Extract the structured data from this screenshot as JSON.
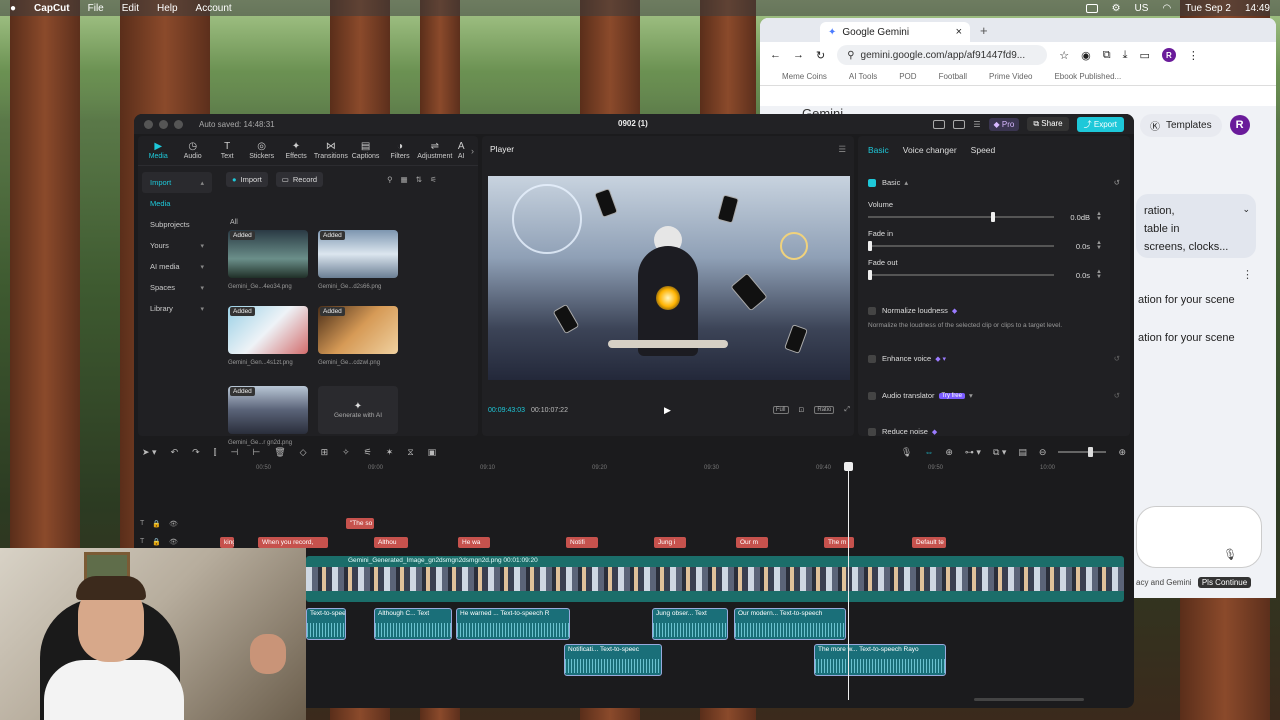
{
  "menubar": {
    "app": "CapCut",
    "items": [
      "File",
      "Edit",
      "Help",
      "Account"
    ],
    "right_items": [
      "US",
      "Tue Sep 2",
      "14:49"
    ]
  },
  "chrome": {
    "tab_title": "Google Gemini",
    "url": "gemini.google.com/app/af91447fd9...",
    "bookmarks": [
      "Meme Coins",
      "AI Tools",
      "POD",
      "Football",
      "Prime Video",
      "Ebook Published..."
    ],
    "app_name": "Gemini",
    "templates_label": "Templates",
    "avatar_letter": "R",
    "card_lines": [
      "ration,",
      "table in",
      "screens, clocks..."
    ],
    "lines": [
      "ation for your scene",
      "ation for your scene"
    ],
    "footer": "acy and Gemini",
    "footer_btn": "Pls Continue"
  },
  "capcut": {
    "autosave": "Auto saved: 14:48:31",
    "project_title": "0902 (1)",
    "pro_label": "Pro",
    "share_label": "Share",
    "export_label": "Export",
    "tools": [
      {
        "label": "Media",
        "icon": "▶"
      },
      {
        "label": "Audio",
        "icon": "◷"
      },
      {
        "label": "Text",
        "icon": "T"
      },
      {
        "label": "Stickers",
        "icon": "◎"
      },
      {
        "label": "Effects",
        "icon": "✦"
      },
      {
        "label": "Transitions",
        "icon": "⋈"
      },
      {
        "label": "Captions",
        "icon": "▤"
      },
      {
        "label": "Filters",
        "icon": "◑"
      },
      {
        "label": "Adjustment",
        "icon": "⇌"
      },
      {
        "label": "AI",
        "icon": "A"
      }
    ],
    "side_menu": [
      {
        "label": "Import",
        "chev": "▴"
      },
      {
        "label": "Media",
        "chev": ""
      },
      {
        "label": "Subprojects",
        "chev": ""
      },
      {
        "label": "Yours",
        "chev": "▾"
      },
      {
        "label": "AI media",
        "chev": "▾"
      },
      {
        "label": "Spaces",
        "chev": "▾"
      },
      {
        "label": "Library",
        "chev": "▾"
      }
    ],
    "import_btn": "Import",
    "record_btn": "Record",
    "all_label": "All",
    "thumbs": [
      {
        "badge": "Added",
        "name": "Gemini_Ge...4eo34.png"
      },
      {
        "badge": "Added",
        "name": "Gemini_Ge...d2s66.png"
      },
      {
        "badge": "Added",
        "name": "Gemini_Gen...4s1zt.png"
      },
      {
        "badge": "Added",
        "name": "Gemini_Ge...cdzwl.png"
      },
      {
        "badge": "Added",
        "name": "Gemini_Ge...r gn2d.png"
      }
    ],
    "generate_ai": "Generate with AI",
    "player": {
      "title": "Player",
      "current_time": "00:09:43:03",
      "duration": "00:10:07:22",
      "full_label": "Full",
      "ratio_label": "Ratio"
    },
    "inspector": {
      "tabs": [
        "Basic",
        "Voice changer",
        "Speed"
      ],
      "basic_label": "Basic",
      "volume_label": "Volume",
      "volume_value": "0.0dB",
      "volume_level": 0.66,
      "fadein_label": "Fade in",
      "fadein_value": "0.0s",
      "fadeout_label": "Fade out",
      "fadeout_value": "0.0s",
      "normalize_label": "Normalize loudness",
      "normalize_desc": "Normalize the loudness of the selected clip or clips to a target level.",
      "enhance_label": "Enhance voice",
      "translator_label": "Audio translator",
      "tryfree": "Try free",
      "reduce_label": "Reduce noise"
    },
    "ruler": [
      "00:50",
      "09:00",
      "09:10",
      "09:20",
      "09:30",
      "09:40",
      "09:50",
      "10:00"
    ],
    "text_track_top": [
      "\"The so"
    ],
    "text_track": [
      "king",
      "When you record,",
      "Althou",
      "He wa",
      "Notifi",
      "Jung i",
      "Our m",
      "The m",
      "Default te"
    ],
    "video_label": "Gemini_Generated_Image_gn2dsmgn2dsmgn2d.png  00:01:09:20",
    "audio_row1": [
      {
        "label": "Text-to-spee"
      },
      {
        "label": "Although C...  Text"
      },
      {
        "label": "He warned ...  Text-to-speech R"
      },
      {
        "label": "Jung obser...  Text"
      },
      {
        "label": "Our modern...  Text-to-speech"
      }
    ],
    "audio_row2": [
      {
        "label": "Notificati...   Text-to-speec"
      },
      {
        "label": "The more w...   Text-to-speech Rayo"
      }
    ]
  }
}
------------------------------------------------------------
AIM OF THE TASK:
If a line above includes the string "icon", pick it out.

SOLUTION TO THIS PROBLEM:
        "icon": "▶"
        "icon": "◷"
        "icon": "T"
        "icon": "◎"
        "icon": "✦"
        "icon": "⋈"
        "icon": "▤"
        "icon": "◑"
        "icon": "⇌"
        "icon": "A"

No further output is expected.